Page Banner

United States Department of Agriculture

Agricultural Research Service

Title: Persistence and Movement of Fungal Conidia Applied in Soil for the Management of the Sugarbeet Root Maggot, Tetanops Myopaeformis (Roder).

Authors
item Pingel, Randall
item Smith, Garry
item Campbell, Larry
item Eide, John

Submitted to: Journal of Sugarbeet Research
Publication Type: Abstract Only
Publication Acceptance Date: January 11, 1999
Publication Date: N/A

Technical Abstract: The fungus, Metarhizium anisopliae (Metschnikoff), has potential as an alternative to chemical soil insecticides for the management of the sugarbeet root maggot. For 3 years (1996-98) in the same field, soil applications of an isolate of the fungus (ARS-T1) were made over rotations (wheat, barley, and sugarbeets) and seasons (fall and spring) to evaluate the effectiveness of management strategies.
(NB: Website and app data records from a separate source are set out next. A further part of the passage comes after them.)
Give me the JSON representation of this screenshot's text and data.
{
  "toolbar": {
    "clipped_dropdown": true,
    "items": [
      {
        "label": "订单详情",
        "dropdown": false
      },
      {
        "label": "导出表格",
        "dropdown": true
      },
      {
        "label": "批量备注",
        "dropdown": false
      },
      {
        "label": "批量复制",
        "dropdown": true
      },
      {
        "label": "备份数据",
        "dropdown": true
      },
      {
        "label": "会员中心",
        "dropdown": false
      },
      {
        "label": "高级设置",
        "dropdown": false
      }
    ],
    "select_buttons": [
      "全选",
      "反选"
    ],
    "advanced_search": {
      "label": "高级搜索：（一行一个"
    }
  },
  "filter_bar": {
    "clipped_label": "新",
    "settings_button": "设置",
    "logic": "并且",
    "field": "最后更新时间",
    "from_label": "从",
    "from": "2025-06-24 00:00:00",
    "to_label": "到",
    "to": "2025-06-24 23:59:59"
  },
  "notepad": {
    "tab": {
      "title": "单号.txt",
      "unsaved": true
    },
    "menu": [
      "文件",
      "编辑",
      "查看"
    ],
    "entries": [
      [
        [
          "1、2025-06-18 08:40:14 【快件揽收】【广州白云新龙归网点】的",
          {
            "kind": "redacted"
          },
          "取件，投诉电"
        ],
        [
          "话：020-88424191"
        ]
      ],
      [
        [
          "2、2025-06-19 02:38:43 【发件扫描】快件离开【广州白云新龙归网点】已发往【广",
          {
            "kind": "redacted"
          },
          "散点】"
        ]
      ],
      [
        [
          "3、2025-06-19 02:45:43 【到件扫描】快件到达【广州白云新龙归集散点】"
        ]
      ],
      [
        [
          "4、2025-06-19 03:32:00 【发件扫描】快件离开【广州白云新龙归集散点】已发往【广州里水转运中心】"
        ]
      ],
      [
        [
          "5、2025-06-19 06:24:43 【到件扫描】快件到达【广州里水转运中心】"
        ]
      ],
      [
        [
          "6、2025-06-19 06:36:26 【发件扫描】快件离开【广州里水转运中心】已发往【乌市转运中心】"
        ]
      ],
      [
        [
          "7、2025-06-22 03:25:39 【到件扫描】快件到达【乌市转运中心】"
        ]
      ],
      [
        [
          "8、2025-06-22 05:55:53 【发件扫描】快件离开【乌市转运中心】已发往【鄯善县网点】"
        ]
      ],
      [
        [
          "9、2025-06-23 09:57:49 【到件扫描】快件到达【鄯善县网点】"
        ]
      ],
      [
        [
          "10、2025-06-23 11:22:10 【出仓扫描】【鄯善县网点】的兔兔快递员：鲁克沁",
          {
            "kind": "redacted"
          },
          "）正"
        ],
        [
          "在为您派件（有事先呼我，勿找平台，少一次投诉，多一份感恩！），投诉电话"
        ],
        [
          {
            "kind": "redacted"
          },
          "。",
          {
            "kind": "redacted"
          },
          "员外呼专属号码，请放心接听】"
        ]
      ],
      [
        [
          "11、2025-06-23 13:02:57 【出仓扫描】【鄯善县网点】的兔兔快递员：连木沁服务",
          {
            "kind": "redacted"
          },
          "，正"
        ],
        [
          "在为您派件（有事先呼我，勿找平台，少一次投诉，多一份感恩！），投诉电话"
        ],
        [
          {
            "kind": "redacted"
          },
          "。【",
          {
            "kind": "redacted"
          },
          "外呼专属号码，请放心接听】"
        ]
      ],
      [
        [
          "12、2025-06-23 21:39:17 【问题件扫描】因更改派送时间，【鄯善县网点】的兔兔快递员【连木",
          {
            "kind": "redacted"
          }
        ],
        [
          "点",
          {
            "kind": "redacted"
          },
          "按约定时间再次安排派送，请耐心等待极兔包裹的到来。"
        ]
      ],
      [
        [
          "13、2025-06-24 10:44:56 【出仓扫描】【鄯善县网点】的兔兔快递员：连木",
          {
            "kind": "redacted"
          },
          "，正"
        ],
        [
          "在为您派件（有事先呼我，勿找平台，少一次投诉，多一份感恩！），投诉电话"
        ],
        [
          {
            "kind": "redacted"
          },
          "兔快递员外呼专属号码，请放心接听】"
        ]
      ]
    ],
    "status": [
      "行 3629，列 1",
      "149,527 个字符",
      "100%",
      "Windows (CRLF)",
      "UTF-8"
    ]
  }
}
There is a need to better understand what happens to the fungus in the soil after applications (i.e., what concentration of conidia is present, do conidia persist throughout the season, does the fungal concentration build-up with repeated applications or timing of applications, and do conidia move within the soil profile). From May 27 to Aug 19 of 1998, soil samples within the top 22.5 cm (in increments of 7.5 cm) of the soil profile were taken every 2 weeks and analyzed for the presence and quantity of conidia. Concentrations of conidia for all the fungal treatments ranged from 40-160 x 103 conidia/g of soil throughout the sampling period. The number of conidia did not increase with more applications, nor did timing of applications (fall vs. spring) affect the levels of conidia present in the soil. 57-89% of the conidia were present in the top 7.5 cm of the soil profile, and there were significantly fewer conidia present in the middle and bottom 7.5 cm of the soil profile when applications were made for only 2 years. The data suggest the fungus persists during the period of maggot activity with no appreciable reduction in conidial concentration, there is minimal buildup of innoculum over the years or with timing of applications, and there is more downward movement of conidia with more years of applications.

Last Modified: 10/22/2014
Footer Content Back to Top of Page